### Problem details:
From the entries below, count the lines with "Synthèse". Write only the count.

### Exercise materials:
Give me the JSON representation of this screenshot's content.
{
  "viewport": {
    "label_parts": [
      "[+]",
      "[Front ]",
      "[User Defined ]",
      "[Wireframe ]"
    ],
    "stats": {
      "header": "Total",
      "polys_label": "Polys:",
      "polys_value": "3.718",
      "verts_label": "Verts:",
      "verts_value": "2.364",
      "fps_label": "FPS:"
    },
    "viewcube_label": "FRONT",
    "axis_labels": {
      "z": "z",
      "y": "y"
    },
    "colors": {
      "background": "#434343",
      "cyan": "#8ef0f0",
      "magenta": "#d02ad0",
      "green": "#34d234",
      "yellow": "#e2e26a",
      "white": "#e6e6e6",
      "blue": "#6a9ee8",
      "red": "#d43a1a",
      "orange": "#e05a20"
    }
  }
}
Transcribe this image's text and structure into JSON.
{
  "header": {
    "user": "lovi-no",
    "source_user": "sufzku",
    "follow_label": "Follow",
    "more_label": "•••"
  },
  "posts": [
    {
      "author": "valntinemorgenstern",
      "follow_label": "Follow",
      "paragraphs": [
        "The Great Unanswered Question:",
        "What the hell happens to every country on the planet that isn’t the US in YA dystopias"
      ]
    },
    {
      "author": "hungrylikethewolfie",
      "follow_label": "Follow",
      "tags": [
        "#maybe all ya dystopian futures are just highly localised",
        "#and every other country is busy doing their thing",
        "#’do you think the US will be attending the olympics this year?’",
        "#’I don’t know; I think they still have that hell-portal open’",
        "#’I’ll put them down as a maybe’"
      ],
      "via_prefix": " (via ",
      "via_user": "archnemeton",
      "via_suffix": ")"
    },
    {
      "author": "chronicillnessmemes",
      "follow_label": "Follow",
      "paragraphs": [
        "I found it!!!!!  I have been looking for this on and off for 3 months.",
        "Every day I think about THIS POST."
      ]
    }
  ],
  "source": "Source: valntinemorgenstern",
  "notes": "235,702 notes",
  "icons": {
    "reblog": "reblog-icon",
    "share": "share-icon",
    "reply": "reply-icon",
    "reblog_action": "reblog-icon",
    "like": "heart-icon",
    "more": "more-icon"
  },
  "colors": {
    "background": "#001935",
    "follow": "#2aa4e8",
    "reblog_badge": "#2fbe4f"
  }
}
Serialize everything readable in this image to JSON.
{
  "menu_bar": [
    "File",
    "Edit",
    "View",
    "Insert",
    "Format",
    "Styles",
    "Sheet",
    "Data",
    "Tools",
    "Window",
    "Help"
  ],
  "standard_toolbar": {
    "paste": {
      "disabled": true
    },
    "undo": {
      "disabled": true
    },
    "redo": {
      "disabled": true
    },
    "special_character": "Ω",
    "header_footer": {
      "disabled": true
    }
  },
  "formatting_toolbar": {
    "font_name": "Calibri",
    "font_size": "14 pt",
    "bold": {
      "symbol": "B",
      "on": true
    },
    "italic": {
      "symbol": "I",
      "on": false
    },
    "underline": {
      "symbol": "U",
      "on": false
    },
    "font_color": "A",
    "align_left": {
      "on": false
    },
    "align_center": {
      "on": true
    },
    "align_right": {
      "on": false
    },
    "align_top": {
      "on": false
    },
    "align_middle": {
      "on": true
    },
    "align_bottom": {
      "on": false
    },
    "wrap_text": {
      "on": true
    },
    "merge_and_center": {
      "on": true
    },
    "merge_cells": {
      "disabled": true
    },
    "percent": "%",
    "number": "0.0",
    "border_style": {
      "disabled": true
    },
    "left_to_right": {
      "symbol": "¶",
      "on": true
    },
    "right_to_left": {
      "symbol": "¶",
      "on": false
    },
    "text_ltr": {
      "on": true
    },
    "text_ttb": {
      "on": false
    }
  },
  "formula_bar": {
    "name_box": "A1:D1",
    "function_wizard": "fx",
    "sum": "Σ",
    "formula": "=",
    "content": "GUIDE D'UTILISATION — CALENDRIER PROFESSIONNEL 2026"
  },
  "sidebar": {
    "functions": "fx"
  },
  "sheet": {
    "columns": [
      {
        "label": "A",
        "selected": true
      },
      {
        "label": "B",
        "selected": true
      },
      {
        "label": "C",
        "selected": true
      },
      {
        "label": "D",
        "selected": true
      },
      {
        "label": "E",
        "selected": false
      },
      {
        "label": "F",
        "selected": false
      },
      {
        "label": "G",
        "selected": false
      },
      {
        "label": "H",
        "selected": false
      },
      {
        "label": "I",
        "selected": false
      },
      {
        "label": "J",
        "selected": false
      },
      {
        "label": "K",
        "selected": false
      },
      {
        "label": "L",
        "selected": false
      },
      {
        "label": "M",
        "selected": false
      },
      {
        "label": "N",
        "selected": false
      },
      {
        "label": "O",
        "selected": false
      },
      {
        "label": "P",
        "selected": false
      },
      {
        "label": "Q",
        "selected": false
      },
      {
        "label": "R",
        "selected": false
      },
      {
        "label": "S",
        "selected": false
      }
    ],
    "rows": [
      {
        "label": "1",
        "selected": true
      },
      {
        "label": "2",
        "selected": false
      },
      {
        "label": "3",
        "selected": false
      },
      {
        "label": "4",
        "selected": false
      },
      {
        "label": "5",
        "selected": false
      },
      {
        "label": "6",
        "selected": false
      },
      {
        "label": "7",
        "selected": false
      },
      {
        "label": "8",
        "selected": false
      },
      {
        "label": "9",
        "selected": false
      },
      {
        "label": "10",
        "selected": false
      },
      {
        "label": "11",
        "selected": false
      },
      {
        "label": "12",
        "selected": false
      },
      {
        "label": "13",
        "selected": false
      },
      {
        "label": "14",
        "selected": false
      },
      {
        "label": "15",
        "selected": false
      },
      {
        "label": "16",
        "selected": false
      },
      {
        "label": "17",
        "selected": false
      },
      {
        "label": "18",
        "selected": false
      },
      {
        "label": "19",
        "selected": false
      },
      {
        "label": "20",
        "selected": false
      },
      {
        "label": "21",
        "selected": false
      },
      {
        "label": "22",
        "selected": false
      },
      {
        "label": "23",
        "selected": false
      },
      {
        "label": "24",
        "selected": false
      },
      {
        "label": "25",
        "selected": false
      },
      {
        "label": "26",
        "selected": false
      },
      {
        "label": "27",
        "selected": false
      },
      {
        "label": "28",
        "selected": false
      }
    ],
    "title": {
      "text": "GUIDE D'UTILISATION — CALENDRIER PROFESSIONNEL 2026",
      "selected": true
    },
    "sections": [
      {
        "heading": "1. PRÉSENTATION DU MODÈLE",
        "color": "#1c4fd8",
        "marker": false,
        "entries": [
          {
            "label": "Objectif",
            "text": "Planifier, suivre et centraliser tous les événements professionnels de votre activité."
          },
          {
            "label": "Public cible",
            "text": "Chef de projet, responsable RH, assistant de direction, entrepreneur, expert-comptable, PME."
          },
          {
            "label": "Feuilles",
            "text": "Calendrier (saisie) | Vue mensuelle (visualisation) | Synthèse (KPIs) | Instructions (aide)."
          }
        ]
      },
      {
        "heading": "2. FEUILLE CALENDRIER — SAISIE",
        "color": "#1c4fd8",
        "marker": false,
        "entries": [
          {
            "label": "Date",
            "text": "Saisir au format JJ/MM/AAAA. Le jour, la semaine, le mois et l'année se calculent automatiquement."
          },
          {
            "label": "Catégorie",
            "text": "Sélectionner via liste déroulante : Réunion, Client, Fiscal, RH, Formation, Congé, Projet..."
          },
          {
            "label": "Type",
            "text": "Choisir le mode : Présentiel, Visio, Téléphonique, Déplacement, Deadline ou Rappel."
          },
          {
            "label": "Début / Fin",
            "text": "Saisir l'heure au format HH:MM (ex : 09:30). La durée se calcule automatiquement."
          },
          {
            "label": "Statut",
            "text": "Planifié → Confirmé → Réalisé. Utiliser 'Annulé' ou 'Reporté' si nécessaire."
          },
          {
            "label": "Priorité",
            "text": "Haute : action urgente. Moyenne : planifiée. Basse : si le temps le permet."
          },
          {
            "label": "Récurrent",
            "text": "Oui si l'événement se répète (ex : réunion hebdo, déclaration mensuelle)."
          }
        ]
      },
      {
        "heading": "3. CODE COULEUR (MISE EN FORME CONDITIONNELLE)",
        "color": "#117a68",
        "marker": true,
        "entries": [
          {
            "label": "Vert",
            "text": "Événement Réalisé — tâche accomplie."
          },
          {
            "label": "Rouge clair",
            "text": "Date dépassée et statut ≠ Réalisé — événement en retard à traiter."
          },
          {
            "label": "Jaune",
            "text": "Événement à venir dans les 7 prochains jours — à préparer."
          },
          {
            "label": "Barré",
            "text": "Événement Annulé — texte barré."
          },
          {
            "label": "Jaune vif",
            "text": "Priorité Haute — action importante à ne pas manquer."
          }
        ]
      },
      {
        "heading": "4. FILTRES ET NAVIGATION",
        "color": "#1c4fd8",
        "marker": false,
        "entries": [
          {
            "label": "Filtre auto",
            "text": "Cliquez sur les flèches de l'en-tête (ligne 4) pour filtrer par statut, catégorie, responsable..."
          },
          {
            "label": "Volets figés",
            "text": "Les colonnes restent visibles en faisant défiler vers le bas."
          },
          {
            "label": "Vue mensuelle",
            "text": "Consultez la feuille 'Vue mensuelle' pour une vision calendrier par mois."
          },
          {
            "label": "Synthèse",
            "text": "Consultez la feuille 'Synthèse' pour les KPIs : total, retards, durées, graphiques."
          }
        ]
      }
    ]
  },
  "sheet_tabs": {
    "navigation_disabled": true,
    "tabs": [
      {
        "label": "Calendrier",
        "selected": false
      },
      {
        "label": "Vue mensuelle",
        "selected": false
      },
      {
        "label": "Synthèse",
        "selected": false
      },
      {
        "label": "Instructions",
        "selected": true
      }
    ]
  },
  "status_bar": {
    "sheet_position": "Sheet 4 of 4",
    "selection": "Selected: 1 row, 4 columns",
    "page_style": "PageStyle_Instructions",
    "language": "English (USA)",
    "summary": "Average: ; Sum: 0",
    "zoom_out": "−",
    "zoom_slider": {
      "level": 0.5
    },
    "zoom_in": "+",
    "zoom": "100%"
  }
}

### Response to this exercise:
4